INSTRUCTIONS TO FOLLOW: Copy out each line of the listing that has the word "heading" in it.
Start of DATA SUPPLIED
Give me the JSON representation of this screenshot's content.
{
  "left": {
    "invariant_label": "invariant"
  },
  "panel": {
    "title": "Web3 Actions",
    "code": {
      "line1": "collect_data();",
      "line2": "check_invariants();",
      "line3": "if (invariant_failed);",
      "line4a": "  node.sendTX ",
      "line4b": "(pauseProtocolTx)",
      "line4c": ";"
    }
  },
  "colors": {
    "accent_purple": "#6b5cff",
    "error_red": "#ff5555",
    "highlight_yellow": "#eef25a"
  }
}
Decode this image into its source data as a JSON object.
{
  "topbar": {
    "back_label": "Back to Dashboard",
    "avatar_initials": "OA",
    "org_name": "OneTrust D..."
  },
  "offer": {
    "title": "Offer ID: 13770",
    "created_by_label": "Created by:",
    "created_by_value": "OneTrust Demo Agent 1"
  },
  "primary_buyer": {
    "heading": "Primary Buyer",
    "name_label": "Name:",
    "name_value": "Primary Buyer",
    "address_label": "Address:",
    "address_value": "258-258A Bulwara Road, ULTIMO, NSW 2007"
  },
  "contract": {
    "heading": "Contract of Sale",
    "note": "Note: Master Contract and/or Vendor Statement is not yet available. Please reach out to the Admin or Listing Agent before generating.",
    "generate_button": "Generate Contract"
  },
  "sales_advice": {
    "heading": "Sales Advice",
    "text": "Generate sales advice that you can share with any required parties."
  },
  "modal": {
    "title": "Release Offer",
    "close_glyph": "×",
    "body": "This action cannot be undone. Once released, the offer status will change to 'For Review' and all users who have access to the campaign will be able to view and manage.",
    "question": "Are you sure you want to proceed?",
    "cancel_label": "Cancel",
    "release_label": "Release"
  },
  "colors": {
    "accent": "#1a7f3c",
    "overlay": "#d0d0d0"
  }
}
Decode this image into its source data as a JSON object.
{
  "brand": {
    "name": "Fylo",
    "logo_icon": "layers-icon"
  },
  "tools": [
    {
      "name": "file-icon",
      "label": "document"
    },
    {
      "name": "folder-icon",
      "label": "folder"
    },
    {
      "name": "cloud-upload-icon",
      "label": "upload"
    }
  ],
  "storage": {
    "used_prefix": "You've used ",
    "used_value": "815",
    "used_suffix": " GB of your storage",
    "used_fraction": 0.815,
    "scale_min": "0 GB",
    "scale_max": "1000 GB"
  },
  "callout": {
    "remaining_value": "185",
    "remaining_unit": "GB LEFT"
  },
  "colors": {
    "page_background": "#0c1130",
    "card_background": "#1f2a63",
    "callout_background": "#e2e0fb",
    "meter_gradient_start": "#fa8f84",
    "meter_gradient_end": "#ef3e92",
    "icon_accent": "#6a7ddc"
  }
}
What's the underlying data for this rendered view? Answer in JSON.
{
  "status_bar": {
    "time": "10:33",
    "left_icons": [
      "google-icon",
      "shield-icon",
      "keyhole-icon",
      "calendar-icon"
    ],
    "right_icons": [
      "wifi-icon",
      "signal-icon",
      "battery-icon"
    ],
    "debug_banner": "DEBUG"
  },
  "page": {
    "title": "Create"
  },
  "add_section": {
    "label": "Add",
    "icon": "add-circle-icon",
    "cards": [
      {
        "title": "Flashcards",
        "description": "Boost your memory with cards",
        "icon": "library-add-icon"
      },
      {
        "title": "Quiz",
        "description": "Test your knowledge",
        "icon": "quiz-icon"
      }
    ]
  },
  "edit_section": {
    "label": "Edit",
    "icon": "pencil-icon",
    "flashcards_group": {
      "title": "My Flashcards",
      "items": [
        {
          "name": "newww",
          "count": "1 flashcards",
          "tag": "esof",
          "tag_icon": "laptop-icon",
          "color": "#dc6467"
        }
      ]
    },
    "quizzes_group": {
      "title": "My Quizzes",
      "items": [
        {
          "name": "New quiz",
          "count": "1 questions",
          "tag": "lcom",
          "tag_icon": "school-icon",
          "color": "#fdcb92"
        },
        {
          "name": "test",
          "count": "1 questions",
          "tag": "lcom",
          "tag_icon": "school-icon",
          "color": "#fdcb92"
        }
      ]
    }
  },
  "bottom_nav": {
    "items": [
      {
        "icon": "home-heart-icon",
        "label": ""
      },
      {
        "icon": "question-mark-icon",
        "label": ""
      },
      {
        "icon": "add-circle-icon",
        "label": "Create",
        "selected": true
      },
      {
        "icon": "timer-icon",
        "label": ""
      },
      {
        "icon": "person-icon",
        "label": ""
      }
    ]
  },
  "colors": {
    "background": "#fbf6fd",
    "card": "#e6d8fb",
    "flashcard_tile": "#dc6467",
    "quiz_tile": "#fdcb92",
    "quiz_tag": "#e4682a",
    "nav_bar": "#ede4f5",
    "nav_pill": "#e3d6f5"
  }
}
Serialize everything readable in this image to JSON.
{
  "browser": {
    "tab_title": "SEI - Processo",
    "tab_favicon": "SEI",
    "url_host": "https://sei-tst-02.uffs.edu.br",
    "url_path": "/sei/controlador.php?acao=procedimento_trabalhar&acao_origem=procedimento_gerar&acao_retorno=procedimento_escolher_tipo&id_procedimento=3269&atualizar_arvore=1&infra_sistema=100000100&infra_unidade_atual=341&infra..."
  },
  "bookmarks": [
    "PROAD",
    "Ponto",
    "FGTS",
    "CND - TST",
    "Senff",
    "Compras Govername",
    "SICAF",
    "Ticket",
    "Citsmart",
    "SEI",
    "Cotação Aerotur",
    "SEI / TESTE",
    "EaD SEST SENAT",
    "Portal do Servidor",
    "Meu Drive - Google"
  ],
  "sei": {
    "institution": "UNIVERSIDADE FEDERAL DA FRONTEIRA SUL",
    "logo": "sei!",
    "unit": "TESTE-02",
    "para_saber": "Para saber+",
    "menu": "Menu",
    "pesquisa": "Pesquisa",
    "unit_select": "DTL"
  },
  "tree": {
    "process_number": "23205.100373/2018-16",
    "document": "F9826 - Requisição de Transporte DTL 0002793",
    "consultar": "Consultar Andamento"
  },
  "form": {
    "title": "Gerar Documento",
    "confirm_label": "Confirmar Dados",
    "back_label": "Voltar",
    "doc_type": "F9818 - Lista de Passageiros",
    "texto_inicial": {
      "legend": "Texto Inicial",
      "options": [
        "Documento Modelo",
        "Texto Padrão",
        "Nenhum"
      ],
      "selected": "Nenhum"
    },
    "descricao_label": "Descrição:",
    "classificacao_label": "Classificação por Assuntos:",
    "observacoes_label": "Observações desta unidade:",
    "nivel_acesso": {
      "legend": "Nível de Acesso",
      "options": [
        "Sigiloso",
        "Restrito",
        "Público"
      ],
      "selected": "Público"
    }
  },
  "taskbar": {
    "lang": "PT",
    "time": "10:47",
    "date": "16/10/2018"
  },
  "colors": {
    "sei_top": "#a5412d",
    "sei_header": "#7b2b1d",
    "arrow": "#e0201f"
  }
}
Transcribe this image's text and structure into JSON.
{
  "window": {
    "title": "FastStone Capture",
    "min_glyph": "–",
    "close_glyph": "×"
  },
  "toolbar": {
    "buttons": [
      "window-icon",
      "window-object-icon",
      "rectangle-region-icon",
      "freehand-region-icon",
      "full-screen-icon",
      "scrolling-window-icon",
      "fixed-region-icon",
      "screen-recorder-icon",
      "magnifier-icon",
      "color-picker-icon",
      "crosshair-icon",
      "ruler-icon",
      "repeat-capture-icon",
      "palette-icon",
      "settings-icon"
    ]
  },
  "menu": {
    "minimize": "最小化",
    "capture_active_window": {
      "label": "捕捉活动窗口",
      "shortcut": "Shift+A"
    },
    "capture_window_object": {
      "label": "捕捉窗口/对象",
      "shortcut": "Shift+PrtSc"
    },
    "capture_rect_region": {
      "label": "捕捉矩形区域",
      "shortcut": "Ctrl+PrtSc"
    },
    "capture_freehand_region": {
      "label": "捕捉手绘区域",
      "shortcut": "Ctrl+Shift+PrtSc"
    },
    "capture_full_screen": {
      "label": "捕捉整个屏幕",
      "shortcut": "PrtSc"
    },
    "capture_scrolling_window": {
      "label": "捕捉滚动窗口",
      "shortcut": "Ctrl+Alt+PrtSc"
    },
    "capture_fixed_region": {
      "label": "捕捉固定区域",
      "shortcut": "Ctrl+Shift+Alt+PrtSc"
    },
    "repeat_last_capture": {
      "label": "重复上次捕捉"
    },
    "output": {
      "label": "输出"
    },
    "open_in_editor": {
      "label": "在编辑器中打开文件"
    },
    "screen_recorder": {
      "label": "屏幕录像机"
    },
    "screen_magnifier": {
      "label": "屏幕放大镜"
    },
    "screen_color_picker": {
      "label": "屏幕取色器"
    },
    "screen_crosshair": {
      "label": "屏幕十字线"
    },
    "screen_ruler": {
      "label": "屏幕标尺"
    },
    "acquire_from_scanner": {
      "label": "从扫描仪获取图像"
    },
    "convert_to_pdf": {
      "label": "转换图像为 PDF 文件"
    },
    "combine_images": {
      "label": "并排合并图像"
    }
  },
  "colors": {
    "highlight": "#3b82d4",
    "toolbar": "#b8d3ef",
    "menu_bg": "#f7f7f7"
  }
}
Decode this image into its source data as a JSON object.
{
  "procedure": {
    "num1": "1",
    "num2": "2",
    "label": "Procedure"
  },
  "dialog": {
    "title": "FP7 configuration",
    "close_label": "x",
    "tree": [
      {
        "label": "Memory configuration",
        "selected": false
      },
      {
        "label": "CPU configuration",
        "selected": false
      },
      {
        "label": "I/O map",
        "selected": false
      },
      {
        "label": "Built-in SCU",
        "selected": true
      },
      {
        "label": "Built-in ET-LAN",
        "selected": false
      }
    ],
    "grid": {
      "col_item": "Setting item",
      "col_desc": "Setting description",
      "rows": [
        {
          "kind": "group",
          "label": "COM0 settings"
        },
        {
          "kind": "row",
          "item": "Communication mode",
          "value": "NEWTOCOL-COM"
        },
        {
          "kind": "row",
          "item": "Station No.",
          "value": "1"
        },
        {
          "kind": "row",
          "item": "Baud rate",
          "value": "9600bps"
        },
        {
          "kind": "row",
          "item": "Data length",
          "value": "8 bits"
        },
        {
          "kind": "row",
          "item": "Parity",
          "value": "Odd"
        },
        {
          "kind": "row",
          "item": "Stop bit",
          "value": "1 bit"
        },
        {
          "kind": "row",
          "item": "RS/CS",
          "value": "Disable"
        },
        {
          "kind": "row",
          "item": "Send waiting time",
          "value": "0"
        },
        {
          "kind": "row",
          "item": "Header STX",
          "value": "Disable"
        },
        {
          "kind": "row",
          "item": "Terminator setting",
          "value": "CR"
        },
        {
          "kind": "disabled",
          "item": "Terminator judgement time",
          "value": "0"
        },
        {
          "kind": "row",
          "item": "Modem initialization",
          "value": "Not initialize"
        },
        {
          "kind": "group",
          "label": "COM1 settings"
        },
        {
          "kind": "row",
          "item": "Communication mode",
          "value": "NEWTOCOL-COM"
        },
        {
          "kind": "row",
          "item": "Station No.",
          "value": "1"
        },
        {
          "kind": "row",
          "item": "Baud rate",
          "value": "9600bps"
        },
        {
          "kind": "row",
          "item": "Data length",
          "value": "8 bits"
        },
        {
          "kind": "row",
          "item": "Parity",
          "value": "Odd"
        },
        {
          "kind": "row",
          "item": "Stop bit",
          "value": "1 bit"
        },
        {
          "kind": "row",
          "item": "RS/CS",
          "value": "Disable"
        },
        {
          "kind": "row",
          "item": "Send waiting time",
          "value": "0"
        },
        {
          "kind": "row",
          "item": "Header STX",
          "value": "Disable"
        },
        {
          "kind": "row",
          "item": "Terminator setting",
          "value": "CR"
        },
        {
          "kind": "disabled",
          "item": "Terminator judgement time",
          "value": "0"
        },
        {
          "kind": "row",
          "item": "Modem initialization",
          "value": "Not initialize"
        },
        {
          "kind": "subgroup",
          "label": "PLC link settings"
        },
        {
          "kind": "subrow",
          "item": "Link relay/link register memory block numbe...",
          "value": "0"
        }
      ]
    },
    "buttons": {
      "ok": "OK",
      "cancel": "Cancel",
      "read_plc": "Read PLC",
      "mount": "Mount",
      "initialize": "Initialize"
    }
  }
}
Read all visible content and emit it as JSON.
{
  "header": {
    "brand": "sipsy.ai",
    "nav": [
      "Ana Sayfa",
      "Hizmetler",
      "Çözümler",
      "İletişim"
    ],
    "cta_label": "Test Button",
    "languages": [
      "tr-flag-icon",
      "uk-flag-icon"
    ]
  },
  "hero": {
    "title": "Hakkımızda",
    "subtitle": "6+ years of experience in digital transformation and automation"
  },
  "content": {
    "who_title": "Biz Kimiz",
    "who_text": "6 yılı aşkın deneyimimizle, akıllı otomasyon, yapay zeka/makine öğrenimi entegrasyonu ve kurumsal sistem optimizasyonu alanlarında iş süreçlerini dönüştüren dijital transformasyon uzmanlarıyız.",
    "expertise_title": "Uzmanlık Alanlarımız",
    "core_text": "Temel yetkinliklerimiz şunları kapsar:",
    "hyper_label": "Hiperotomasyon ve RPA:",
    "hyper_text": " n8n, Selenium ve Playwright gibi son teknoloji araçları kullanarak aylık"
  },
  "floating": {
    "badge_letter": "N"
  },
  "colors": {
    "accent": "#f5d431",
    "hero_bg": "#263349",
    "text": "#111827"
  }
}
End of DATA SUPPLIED
RESULT OF THIS TASK:
    "heading": "Primary Buyer",
    "heading": "Contract of Sale",
    "heading": "Sales Advice",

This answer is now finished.